Ecology : where we live and how we live
ANMA’s approach to urban ecology and to ecological design is based in the very meaning of the word Ecology. “Eco” comes from the Greek “oikos” meaning house, or living space. This term helps us to understand how the spaces that we design – where we live – are also closely linked to how we live. ANMA is a leader in this field in Europe designing the largest solar roof in Paris, as part of the largest public building in France, the Ministry of Defense (construction planned for 2012), and has designed sustainable buildings over the past 10 years.
Our architecture – where we live, and work, and play – is closely linked to our urban plans and designs, both of which aim to influence how we live.
Cities, as ecosystems, and our houses, dwellings and workplaces as the main nodes of these ecosystems are at the core of the way that we think about the city. Our urban plans encourage pedestrian and public transport access, shared green space, dense and mixed use living. Designing Compact densities, even on suburban sites, is the norm for our designs.
Our architecture implements sustainable solutions in all of our architectural design and urban planning projects. We also aim to influence the way space is used, through the creation of winter gardens on many of our projects such as the our social housing project in Nancy, we have created rooms which need neither cooling or heating at any period of the year. These “interclimatic” zones encourage a reduction in the use of mechanical heating and cooling but also a new way of using of internal space.
We do this in a number of ways:
1. Integrated Designs for natural ventilation
A key design feature in many of our structures is the “solar chimney”. Using black photovoltaic panels or dark thermal treatments air is heated at the top of the structure forcing air to rise, wind currents channel hot air away and cools the building in the summer. Solar panels harvest energy to contribute to the heating of the structure.
2. Living Spaces for Resource Economy
Experimental spaces, including small apartment scale winter gardens or larger shared “interclimatic” zones ensure energy is economized by the apartments but also encourages the use of these new spaces for socializing within blocks. Vegetation within these spaces cools during the summer and photovoltaic gauze provides extra surface area for energy harvesting but also acts as sun protection. In our landscape and architecture projects rain water management is systematically used and green surfaces are used to protect from storms and to encourage bio-diversity.
3. Made to Measure thermal design solutions
We also design made to measure structures which are adapted to a particular site and the energy needs of a particular structure. For example the Zero energy student residences in Paris uses an on-site energy storage structure which also serves to protect the building from the nearby road noise of Paris’s peripherique. The Rouen Water Board offices use an internal river to cool the structure and an automatic system which cools the building through its glass roof at night. Finally, ground energy is systematically used through the use of Canadian chimneys to use the cool of the ground in the summer to cool buildings as well as its warmth to warm spaces in the winter.
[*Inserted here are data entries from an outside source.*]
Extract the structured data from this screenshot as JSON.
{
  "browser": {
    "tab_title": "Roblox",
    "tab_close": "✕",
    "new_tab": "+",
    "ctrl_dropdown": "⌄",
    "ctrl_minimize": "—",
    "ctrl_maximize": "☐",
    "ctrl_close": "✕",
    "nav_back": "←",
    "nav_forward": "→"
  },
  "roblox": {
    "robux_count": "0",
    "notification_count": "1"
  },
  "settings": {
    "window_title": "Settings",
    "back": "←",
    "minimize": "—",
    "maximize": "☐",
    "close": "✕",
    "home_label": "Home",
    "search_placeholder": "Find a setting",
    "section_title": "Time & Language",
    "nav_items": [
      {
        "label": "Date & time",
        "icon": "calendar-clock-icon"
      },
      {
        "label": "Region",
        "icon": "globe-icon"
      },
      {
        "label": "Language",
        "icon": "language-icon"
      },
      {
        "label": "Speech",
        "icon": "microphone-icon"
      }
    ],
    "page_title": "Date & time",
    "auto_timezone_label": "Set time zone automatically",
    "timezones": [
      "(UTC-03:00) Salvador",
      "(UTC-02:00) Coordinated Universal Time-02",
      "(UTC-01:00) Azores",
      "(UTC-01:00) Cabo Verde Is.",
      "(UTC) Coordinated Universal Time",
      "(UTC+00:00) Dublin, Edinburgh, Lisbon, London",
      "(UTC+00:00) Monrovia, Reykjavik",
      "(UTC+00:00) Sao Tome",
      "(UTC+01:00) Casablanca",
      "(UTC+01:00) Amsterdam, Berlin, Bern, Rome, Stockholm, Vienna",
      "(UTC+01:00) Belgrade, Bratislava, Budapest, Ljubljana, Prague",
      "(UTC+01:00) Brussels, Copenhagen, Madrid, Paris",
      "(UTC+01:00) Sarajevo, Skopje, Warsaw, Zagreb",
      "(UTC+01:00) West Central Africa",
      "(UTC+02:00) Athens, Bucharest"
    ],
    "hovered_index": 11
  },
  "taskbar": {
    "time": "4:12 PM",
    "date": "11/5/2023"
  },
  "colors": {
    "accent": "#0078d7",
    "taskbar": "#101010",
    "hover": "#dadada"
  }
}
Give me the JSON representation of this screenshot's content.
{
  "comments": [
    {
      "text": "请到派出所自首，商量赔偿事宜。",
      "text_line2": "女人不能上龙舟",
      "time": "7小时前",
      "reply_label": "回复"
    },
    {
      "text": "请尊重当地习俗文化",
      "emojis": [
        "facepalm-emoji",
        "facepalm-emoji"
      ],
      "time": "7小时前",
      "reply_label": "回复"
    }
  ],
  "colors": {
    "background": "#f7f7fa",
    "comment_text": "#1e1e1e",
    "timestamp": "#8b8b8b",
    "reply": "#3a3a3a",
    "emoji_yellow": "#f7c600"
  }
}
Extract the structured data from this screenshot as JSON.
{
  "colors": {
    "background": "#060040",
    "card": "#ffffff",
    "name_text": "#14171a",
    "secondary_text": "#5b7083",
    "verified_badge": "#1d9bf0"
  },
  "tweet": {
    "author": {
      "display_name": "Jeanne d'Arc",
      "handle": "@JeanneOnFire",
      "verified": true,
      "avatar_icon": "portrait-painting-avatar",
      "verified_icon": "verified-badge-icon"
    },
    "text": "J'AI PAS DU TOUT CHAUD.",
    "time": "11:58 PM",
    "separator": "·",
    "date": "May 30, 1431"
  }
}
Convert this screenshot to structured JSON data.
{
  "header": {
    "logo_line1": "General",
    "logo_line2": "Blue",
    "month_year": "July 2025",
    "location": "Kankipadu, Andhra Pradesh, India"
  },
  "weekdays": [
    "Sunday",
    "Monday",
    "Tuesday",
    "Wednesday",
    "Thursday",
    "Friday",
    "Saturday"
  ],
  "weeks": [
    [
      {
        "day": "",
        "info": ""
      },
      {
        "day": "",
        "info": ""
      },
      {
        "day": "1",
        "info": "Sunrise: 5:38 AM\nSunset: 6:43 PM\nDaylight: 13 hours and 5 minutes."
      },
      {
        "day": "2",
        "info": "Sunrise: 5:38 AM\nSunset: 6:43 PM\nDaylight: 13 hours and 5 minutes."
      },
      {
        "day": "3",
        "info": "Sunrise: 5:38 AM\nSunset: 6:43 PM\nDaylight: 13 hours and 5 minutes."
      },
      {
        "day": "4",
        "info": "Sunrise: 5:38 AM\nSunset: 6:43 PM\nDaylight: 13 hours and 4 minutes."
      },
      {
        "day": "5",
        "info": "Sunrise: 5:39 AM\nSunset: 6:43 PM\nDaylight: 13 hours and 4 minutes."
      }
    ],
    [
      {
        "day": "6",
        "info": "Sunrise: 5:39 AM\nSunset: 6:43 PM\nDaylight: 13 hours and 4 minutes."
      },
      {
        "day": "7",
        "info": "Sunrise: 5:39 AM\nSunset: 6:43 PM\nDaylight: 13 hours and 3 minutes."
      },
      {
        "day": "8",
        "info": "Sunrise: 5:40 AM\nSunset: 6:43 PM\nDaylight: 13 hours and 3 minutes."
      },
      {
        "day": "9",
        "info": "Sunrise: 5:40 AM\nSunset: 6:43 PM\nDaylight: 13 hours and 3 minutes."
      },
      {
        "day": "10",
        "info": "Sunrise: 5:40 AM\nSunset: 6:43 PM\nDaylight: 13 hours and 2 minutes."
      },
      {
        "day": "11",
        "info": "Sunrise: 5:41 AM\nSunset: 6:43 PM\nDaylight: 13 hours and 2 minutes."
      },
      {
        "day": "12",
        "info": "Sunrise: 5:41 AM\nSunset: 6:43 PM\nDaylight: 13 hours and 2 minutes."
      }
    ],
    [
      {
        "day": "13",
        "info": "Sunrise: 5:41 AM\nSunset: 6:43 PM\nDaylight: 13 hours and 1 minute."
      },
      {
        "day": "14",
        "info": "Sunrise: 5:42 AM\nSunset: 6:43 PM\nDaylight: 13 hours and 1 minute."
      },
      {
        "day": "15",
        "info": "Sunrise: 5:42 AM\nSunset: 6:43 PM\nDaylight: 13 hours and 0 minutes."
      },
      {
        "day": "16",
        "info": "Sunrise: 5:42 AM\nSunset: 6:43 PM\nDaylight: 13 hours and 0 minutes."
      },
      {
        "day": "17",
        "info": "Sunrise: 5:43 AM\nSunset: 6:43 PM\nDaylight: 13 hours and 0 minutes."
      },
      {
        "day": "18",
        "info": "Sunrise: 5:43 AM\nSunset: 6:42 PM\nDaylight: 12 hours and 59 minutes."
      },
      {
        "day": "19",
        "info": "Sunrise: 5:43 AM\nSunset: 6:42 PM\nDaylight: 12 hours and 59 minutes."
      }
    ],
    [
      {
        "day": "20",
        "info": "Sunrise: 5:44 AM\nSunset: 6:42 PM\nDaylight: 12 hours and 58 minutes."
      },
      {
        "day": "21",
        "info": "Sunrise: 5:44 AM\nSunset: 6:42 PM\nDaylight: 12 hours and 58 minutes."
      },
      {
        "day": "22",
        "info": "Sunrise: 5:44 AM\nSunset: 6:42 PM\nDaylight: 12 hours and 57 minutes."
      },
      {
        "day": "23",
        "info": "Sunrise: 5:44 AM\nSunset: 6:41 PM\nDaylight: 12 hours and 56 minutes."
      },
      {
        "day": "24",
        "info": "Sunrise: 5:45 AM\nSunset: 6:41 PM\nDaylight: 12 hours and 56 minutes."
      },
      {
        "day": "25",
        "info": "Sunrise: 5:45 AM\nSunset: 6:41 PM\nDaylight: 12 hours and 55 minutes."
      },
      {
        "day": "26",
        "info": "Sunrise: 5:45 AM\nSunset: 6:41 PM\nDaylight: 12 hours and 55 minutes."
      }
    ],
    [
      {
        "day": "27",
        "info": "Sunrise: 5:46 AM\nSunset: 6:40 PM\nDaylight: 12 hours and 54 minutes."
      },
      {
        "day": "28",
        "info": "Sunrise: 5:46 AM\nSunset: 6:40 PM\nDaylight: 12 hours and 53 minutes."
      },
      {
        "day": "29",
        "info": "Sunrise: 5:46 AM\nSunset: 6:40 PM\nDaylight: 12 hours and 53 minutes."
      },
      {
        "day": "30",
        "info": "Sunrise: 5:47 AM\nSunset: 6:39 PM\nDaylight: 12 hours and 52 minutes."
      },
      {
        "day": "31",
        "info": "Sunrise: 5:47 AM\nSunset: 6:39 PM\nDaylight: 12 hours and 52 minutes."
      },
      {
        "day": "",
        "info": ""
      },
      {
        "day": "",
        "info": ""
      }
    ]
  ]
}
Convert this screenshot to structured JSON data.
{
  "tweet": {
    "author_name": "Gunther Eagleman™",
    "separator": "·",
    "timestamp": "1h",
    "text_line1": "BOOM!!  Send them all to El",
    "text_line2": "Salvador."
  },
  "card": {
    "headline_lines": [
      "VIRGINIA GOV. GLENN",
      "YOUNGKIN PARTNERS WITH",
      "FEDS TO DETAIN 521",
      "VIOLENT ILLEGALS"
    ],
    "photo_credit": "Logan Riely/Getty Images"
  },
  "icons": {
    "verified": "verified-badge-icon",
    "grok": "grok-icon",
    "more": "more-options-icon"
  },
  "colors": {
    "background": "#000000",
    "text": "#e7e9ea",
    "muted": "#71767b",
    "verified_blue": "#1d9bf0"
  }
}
ANMA is widely solicited for our approaches to green building and continues to develop new research in the area. Going beyond certifications such as LEED or HQE, we believe that green building comes out of an overall vision and understanding of the built environment and its relationship to nature.